(Items from an interface collection)
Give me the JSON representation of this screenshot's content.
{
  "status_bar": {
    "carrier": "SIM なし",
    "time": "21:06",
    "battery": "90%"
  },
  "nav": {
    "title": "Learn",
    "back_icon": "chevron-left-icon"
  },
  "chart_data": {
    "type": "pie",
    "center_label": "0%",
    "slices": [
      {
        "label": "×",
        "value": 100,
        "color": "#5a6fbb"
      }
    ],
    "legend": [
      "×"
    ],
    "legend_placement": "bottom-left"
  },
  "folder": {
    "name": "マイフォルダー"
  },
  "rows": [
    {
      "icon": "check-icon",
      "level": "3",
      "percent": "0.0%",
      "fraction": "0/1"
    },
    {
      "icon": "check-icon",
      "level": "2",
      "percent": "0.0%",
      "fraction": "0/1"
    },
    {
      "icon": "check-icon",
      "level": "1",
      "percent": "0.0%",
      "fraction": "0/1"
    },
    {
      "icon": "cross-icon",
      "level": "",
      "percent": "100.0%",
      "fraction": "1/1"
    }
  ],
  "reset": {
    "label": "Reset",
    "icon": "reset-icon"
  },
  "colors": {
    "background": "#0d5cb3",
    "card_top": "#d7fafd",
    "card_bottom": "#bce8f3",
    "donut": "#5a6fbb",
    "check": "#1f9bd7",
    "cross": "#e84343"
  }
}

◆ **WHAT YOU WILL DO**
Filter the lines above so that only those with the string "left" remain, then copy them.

◆ **SOLVED PROBLEM**
    "back_icon": "chevron-left-icon"
    "legend_placement": "bottom-left"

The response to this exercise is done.